There are different ways of engaging people's imagination, their curiosity, their interest. If we're an organization that's about new work, which is at the heart of our mission, then we need to be thought of in a way that connects to new ideas. The core of what we do is always about dance and working with creative people but we want to know what else we can do. I think that is what will sustain the organization in the long term. We need to have an expanded notion of what a cultural organization can be.
Q: What is GroundWorks' strength and what do you think your audiences are responding to?
A truly interesting and diverse range of new works created on this group by some of the most creative voices in dance today and produced here (Cleveland). In addition to the work, the audiences respond to the quality of the artists, the production values, often the intimacy of the venues and sense of a personal relationship to the organization that is cultivated and fostered over time. Humor, resilience.
Q: What is happening with today's dance audience?
It used to be that the traditional direction of the relationship with the audience was one way. The company decided what it was doing and the audience responded. And we thought that it would always be viable. I think that's no longer the case. People want another direction to that relationship. They want to have some say in how and where and when they experience what you have to offer. I think our strength at GroundWorks is that we have always looked at everything pragmatically and have trusted that the rest would follow.
Q: How has your evolution been from performing dancer to artistic director?

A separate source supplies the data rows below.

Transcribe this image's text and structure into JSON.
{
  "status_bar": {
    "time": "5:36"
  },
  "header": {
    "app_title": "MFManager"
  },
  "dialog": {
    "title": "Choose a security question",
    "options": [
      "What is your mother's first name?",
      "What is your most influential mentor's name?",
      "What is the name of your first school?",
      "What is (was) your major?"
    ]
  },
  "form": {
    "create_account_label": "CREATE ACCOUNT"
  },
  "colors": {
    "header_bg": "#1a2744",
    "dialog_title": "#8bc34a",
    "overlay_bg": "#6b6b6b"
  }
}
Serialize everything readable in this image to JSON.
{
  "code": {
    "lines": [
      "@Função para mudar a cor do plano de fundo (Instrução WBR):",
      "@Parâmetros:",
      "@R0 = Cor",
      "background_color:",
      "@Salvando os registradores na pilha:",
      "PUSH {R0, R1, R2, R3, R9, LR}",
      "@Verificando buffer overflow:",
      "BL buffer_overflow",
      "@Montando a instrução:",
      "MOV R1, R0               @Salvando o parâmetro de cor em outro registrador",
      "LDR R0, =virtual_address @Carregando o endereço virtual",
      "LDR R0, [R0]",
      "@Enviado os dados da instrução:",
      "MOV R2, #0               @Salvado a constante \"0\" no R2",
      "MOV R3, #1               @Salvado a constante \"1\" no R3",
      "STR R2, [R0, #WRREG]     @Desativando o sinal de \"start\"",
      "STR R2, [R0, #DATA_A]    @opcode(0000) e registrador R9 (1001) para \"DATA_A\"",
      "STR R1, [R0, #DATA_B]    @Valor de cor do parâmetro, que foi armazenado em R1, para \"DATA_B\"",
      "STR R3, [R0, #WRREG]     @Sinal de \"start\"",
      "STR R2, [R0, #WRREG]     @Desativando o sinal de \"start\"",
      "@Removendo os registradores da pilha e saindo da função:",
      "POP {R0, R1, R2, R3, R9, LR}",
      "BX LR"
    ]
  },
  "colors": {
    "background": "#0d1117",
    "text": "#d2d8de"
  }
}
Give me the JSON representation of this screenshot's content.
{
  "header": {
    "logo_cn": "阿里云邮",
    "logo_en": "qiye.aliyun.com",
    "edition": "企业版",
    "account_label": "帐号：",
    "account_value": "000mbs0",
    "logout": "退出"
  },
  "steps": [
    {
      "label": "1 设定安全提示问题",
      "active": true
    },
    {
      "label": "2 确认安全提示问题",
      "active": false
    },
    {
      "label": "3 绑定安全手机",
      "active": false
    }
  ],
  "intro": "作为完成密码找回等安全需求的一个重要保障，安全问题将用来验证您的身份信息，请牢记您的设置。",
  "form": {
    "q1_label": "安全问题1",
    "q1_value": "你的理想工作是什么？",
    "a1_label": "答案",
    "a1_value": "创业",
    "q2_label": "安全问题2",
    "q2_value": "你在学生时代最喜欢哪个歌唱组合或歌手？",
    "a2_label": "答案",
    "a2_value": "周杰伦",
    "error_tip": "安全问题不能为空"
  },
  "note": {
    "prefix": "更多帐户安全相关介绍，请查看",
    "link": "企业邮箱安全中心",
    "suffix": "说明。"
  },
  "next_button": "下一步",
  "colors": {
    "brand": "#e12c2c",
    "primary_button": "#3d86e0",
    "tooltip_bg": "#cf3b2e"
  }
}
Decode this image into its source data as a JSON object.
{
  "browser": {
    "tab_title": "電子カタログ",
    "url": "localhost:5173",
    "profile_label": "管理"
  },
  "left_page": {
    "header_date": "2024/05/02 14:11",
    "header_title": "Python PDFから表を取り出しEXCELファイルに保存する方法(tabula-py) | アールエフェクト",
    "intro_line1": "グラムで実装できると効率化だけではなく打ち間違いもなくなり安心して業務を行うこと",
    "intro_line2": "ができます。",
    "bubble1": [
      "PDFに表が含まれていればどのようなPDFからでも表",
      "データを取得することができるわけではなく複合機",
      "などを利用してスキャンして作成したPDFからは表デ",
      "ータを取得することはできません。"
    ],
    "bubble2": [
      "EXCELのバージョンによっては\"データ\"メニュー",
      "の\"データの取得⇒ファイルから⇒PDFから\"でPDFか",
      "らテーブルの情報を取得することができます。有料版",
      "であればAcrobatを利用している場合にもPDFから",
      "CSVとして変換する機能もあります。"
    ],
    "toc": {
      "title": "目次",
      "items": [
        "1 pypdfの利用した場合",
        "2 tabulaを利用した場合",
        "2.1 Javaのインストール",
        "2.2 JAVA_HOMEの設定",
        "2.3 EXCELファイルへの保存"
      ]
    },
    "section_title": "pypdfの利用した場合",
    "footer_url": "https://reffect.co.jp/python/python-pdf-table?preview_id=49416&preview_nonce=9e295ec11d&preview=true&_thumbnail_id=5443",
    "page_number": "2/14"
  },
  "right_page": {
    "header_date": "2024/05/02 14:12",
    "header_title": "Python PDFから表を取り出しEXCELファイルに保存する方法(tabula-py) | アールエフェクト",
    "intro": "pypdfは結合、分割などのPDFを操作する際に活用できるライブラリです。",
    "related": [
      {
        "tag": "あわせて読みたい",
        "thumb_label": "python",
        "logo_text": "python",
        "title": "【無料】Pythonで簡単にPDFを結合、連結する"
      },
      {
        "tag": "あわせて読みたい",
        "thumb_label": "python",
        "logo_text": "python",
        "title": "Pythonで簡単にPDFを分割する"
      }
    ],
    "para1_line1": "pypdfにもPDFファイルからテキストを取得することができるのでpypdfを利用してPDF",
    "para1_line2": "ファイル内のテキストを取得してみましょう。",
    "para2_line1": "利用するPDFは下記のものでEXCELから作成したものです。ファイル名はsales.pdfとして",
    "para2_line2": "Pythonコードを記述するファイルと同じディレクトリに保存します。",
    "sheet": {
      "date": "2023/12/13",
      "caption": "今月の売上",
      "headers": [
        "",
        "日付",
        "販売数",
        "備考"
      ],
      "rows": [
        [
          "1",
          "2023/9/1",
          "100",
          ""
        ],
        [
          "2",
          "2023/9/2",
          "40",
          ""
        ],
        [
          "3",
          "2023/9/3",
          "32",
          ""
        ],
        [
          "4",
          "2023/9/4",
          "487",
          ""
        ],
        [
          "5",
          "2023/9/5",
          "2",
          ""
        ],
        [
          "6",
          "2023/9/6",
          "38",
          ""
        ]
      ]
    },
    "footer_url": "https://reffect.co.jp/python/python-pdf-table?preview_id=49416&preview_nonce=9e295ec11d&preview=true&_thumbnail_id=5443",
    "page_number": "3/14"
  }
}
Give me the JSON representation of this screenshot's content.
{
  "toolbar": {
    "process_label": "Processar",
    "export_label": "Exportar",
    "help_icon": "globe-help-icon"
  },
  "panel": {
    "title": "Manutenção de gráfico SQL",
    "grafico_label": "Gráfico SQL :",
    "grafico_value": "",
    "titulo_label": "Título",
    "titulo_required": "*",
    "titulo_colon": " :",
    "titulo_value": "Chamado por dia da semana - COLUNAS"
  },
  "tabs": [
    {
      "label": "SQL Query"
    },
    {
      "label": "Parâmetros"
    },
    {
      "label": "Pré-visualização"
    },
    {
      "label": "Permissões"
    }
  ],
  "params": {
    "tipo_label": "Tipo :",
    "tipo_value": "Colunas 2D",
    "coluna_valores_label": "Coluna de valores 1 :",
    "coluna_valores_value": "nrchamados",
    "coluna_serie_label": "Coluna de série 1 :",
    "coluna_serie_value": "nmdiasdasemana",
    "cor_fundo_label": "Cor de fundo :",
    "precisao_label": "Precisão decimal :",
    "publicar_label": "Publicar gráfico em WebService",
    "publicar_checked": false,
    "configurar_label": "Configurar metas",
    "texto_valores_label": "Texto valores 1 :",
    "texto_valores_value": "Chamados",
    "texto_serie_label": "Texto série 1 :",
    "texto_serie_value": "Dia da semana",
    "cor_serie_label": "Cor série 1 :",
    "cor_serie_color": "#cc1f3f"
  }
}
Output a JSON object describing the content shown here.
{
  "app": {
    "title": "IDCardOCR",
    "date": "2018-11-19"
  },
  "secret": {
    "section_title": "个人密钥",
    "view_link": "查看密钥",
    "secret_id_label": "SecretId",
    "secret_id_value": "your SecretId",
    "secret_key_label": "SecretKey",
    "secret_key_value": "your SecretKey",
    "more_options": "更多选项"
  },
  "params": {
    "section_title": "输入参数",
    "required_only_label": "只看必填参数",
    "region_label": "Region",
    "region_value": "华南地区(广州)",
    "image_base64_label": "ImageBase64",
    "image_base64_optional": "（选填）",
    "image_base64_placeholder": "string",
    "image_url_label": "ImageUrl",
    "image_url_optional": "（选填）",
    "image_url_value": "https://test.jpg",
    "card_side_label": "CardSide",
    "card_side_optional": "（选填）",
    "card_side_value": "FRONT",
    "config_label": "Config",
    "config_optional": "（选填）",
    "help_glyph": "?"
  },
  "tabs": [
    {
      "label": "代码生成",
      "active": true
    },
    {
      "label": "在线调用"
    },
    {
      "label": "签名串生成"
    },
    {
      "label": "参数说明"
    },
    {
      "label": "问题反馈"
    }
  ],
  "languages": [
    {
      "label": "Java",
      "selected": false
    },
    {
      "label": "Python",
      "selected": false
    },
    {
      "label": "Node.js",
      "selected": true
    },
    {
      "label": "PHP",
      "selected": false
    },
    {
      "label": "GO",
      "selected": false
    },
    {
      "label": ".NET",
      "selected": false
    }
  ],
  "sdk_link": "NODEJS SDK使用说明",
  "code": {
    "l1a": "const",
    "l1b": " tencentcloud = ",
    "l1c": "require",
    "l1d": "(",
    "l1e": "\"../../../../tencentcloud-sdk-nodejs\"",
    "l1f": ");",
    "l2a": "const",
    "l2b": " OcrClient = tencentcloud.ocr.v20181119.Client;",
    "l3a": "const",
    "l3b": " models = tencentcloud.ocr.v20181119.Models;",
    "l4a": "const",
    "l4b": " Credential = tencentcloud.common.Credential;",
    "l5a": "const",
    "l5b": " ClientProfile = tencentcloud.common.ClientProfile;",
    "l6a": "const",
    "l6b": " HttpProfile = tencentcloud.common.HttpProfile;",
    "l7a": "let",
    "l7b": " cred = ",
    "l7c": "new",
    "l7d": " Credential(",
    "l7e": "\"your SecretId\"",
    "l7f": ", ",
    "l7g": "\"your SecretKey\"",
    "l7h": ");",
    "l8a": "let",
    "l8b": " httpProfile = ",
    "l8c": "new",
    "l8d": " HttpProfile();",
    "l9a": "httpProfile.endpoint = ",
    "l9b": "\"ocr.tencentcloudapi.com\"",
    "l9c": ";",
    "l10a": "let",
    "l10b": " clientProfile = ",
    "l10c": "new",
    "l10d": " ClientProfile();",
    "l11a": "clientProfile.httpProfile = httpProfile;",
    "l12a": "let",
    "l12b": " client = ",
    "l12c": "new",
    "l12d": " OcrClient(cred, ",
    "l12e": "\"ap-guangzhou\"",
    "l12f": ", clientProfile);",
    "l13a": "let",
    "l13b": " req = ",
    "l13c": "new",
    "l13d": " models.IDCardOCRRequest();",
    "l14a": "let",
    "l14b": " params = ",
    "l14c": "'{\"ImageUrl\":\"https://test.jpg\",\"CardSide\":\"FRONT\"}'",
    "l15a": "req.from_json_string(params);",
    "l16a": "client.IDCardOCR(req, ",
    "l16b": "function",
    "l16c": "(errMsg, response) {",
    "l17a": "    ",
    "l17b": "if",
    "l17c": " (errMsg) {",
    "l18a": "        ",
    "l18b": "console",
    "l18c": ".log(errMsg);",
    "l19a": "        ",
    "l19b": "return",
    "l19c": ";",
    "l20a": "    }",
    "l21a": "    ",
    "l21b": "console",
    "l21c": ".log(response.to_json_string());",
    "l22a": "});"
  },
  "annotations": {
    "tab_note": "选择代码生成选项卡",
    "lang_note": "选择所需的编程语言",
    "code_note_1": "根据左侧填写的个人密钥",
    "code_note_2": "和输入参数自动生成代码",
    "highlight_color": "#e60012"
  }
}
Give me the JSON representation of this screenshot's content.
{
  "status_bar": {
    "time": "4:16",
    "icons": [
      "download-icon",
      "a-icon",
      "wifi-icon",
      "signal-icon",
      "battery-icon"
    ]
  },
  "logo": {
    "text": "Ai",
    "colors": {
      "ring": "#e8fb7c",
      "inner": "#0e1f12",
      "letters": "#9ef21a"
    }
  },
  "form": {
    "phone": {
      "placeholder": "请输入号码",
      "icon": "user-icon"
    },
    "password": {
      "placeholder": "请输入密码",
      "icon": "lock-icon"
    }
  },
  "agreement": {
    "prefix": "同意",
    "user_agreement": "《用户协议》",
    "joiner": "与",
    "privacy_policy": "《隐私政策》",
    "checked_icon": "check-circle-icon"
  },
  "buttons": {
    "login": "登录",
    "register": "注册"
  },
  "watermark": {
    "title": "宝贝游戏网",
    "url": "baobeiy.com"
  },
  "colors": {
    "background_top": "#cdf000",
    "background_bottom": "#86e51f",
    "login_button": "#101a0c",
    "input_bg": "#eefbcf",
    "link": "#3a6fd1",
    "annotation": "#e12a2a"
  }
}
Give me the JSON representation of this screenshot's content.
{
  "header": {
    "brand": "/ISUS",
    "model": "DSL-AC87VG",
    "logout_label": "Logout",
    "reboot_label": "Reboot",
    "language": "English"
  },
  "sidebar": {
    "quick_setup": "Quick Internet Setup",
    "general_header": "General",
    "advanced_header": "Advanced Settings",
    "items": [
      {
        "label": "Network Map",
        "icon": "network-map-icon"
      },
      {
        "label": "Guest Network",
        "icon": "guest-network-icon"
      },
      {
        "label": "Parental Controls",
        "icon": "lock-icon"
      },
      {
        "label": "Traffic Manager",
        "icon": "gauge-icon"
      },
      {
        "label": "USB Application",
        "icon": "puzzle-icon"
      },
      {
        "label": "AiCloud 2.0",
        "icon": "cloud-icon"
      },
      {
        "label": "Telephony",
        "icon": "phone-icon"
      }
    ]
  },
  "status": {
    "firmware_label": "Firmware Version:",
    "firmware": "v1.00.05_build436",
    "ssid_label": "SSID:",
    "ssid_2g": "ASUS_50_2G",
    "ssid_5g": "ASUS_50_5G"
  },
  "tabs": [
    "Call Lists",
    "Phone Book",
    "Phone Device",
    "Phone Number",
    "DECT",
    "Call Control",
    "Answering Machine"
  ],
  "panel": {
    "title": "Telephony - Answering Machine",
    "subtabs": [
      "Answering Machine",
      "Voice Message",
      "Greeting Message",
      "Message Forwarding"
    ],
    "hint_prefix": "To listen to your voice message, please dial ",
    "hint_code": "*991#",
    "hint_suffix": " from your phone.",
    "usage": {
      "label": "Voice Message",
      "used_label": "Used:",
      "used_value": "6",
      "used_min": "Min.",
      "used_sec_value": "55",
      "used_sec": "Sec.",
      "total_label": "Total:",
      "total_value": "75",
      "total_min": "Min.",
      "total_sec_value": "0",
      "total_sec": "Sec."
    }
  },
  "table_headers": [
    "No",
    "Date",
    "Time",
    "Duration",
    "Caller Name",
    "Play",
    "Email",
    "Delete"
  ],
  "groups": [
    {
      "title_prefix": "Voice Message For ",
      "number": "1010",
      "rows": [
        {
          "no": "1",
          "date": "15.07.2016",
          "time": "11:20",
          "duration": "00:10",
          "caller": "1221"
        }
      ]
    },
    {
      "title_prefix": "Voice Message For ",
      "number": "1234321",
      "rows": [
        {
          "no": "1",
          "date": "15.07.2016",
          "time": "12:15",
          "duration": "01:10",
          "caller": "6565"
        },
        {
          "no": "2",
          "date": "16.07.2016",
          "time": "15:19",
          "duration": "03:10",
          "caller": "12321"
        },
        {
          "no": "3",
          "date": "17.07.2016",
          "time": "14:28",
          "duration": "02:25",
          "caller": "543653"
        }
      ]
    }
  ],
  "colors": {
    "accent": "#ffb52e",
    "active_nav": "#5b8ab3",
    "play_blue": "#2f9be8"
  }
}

When I think about how I thought of dance as a performer versus now, it's just been fantastic. I don't regret anything. What I've learned is beyond what I could ever have imagined.